| About this task |
Set every entry down again precisely.

| Records for processing |

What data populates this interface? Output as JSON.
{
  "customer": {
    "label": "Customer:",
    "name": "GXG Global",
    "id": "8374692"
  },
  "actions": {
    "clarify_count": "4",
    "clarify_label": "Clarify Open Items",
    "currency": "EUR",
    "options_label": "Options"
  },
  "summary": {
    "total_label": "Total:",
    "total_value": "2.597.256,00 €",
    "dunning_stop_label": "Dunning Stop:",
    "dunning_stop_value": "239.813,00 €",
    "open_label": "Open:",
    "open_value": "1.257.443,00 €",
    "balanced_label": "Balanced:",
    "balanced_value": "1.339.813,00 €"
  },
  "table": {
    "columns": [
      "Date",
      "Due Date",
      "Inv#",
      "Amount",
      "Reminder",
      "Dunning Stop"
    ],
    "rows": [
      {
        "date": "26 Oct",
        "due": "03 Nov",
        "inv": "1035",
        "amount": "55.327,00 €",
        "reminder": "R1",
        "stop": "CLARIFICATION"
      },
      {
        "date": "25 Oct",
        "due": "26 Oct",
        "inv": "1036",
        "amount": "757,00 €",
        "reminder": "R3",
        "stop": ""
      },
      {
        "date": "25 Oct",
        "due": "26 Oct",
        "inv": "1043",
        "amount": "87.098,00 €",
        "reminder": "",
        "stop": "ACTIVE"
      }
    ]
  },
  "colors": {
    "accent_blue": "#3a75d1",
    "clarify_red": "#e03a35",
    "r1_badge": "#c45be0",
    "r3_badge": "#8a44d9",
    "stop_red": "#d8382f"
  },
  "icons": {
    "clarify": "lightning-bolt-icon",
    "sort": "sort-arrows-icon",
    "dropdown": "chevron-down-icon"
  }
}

| Answer box |
What data populates this interface? Output as JSON.
{
  "customer": {
    "label": "Customer:",
    "name": "GXG Global",
    "id": "8374692"
  },
  "actions": {
    "clarify_count": "4",
    "clarify_label": "Clarify Open Items",
    "currency": "EUR",
    "options_label": "Options"
  },
  "summary": {
    "total_label": "Total:",
    "total_value": "2.597.256,00 €",
    "dunning_stop_label": "Dunning Stop:",
    "dunning_stop_value": "239.813,00 €",
    "open_label": "Open:",
    "open_value": "1.257.443,00 €",
    "balanced_label": "Balanced:",
    "balanced_value": "1.339.813,00 €"
  },
  "table": {
    "columns": [
      "Date",
      "Due Date",
      "Inv#",
      "Amount",
      "Reminder",
      "Dunning Stop"
    ],
    "rows": [
      {
        "date": "26 Oct",
        "due": "03 Nov",
        "inv": "1035",
        "amount": "55.327,00 €",
        "reminder": "R1",
        "stop": "CLARIFICATION"
      },
      {
        "date": "25 Oct",
        "due": "26 Oct",
        "inv": "1036",
        "amount": "757,00 €",
        "reminder": "R3",
        "stop": ""
      },
      {
        "date": "25 Oct",
        "due": "26 Oct",
        "inv": "1043",
        "amount": "87.098,00 €",
        "reminder": "",
        "stop": "ACTIVE"
      }
    ]
  },
  "colors": {
    "accent_blue": "#3a75d1",
    "clarify_red": "#e03a35",
    "r1_badge": "#c45be0",
    "r3_badge": "#8a44d9",
    "stop_red": "#d8382f"
  },
  "icons": {
    "clarify": "lightning-bolt-icon",
    "sort": "sort-arrows-icon",
    "dropdown": "chevron-down-icon"
  }
}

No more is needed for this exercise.